Photographer: Oliver Contreras/Sipa/Bloomberg

Photographer: Oliver Contreras/Sipa/Bloomberg

Sign up here for our daily coronavirus newsletter on what you need to know, and subscribe to our Covid-19 podcast for the latest news and analysis.

The intelligence community briefed President Donald Trump twice in the eight days before he imposed travel restrictions on China in an attempt to stop the spread of coronavirus, said a senior White House official familiar with the briefings.

In a Jan. 23 briefing, Trump was told the virus was poised to spread globally from China and that becoming infected wouldn’t be deadly for most people.

Trump said Sunday night that he was told on Jan. 23 that a virus might be coming but that it wasn’t of much import.

“They said it very matter of factly,” he said during a town hall broadcast on Fox News, adding that the intelligence community would release more information on Monday.

The Jan. 23 session was the first time the intelligence community briefed the president on Covid-19, said the official, who requested anonymity to describe the classified briefings.

The next time intelligence officials spoke to Trump on the topic was Jan. 28, when he received information showing the virus was spreading outside of China but that all deaths remained inside of that country, the official said. Trump was also told at the time that China wasn’t sharing key data about the virus, according to the official.

The White House official said those were the only times Trump was briefed by the intelligence community about the virus during January. It isn’t clear what information the intelligence community said China was withholding, or if Trump was briefed about the incredible strain a major outbreak in the U.S. could place on the health-care system, the economy and Americans’ way of life.

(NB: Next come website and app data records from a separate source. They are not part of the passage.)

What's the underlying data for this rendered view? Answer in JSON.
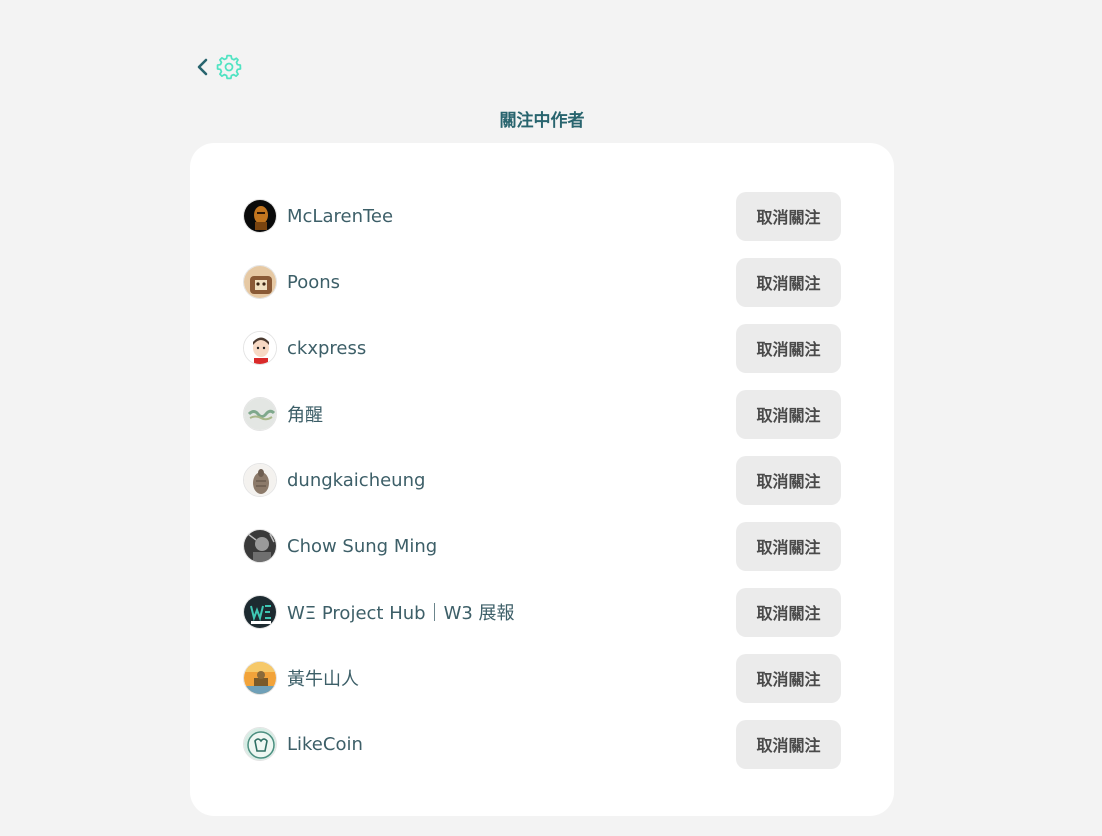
{
  "header": {
    "back_icon": "chevron-left-icon",
    "settings_icon": "gear-icon",
    "title": "關注中作者",
    "accent_color": "#50e3c2",
    "title_color": "#28646e"
  },
  "following": {
    "unfollow_label": "取消關注",
    "users": [
      {
        "name": "McLarenTee"
      },
      {
        "name": "Poons"
      },
      {
        "name": "ckxpress"
      },
      {
        "name": "角醒"
      },
      {
        "name": "dungkaicheung"
      },
      {
        "name": "Chow Sung Ming"
      },
      {
        "name": "WΞ Project Hub｜W3 展報"
      },
      {
        "name": "黃牛山人"
      },
      {
        "name": "LikeCoin"
      }
    ]
  }
}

Who Knew What?

The new information sheds more light about what the president and U.S. intelligence agencies knew in the early days of Covid-19’s spread in China. Trump and his administration have come under fire for their early response efforts.

More than 1.1 million people in the U.S. have been infected by the virus and more than 67,000 have died, the largest outbreak in the world.

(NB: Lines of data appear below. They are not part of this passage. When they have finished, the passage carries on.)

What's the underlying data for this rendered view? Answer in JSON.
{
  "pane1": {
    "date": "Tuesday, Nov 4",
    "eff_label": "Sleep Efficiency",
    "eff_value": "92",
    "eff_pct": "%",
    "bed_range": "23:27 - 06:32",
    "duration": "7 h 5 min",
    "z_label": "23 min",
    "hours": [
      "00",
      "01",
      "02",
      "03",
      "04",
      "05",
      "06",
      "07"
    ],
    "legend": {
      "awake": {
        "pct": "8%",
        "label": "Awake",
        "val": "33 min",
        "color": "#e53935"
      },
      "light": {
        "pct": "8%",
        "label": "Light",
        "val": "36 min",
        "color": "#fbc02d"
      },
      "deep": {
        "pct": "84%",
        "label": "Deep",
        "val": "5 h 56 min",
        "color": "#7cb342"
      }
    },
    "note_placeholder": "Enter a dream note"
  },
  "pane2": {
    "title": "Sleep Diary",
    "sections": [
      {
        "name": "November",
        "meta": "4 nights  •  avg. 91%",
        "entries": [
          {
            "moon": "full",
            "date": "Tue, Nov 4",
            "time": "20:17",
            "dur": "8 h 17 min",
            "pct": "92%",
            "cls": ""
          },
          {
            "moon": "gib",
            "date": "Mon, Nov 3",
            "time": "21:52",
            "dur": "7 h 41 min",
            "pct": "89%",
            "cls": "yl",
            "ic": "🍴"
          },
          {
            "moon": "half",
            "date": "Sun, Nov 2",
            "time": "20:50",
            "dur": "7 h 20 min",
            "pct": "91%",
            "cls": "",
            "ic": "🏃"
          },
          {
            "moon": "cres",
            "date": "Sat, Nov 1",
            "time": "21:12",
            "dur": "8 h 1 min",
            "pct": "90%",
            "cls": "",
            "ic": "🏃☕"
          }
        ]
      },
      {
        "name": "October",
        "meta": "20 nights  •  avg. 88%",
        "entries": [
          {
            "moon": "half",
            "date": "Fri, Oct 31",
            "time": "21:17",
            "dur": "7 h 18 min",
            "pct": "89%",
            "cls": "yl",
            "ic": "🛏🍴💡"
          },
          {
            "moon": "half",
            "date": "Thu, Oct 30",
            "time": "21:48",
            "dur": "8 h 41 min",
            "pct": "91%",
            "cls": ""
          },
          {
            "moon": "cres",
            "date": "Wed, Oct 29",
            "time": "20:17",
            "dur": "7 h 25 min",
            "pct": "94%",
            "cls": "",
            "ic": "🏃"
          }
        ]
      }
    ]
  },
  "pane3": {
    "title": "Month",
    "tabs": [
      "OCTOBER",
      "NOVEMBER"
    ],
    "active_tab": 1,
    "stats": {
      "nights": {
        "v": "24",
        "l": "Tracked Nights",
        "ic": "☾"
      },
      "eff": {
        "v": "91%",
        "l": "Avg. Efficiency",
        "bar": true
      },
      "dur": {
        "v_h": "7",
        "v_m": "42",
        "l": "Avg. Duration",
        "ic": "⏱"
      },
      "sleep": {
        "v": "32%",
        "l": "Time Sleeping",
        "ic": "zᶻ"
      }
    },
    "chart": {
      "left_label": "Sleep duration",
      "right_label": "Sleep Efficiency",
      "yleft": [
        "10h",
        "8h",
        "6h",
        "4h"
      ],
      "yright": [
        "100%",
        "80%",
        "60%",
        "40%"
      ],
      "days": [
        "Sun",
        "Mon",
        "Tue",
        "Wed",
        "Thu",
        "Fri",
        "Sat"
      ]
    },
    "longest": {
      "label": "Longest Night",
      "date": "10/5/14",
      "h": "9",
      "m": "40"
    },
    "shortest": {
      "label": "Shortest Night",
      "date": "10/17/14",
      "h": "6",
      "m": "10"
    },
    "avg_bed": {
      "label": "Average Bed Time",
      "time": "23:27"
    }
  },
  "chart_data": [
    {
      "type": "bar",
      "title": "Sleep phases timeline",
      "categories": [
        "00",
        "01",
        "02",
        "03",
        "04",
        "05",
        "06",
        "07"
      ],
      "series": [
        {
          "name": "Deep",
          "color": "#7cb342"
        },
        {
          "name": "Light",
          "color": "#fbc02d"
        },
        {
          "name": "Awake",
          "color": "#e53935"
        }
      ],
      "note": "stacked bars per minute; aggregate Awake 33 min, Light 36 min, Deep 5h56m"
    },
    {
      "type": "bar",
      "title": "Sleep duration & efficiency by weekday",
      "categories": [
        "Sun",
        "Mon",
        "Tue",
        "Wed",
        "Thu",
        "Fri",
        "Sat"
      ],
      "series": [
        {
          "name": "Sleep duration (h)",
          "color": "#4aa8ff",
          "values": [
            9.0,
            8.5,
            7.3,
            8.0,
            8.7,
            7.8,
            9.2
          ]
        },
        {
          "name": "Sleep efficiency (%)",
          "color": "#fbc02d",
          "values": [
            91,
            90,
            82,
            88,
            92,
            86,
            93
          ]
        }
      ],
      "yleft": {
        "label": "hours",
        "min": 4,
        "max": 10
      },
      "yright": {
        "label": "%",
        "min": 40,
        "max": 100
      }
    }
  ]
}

Trump has repeatedly pointed to his decision on Jan. 31 to restrict travel from China to rebut critics who say he was too slow to react. The moves were announced three days after Trump’s second January intelligence briefing, in which he was informed the virus was becoming a serious global concern.

U.S. intelligence agencies included warnings about the virus in more than a dozen classified briefings prepared for Trump in January and February, the Washington Post reported on April 27, citing anonymous current and former U.S. officials.

Daily Briefing

The president’s intelligence brief, which is produced each day and contains sensitive information about global threats, included comprehensive articles about the global spread of Covid-19 as well as smaller items about the status of the outbreak, the Post reported.

The daily briefing began to document a new virus originating in Wuhan, China, at the beginning of January but early intelligence was only partial and didn’t address the possibility of a major U.S. outbreak, the Post report said.

By mid- to late January, the virus was being mentioned more frequently and Trump was almost certainly told about it orally, according to the Post report.

In a Twitter post on Sunday, the president said “Intelligence has just reported to me that I was correct, and that they did NOT bring up the CoronaVirus subject matter until late into January.”

Intelligence has just reported to me that I was correct, and that they did NOT bring up the CoronaVirus subject matter until late into January, just prior to my banning China from the U.S. Also, they only spoke of the Virus in a very non-threatening, or matter of fact, manner…

— Donald J. Trump (@realDonaldTrump) May 3, 2020

But public-health experts and Democrats say the administration wasted time in February by not imposing restrictions on everyday life that could have slowed the virus’ spread to every U.S. state.

Trump spent much of that time period publicly downplaying the threat and praising China’s response. He continued to hold campaign rallies, traveled to India, played golf in Florida and visited the Daytona International Speedway. He didn’t announce federal social distancing recommendations until March 16.

(Updates with Trump quote starting in third paragraph)

Before it’s here, it’s on the Bloomberg Terminal.


Source link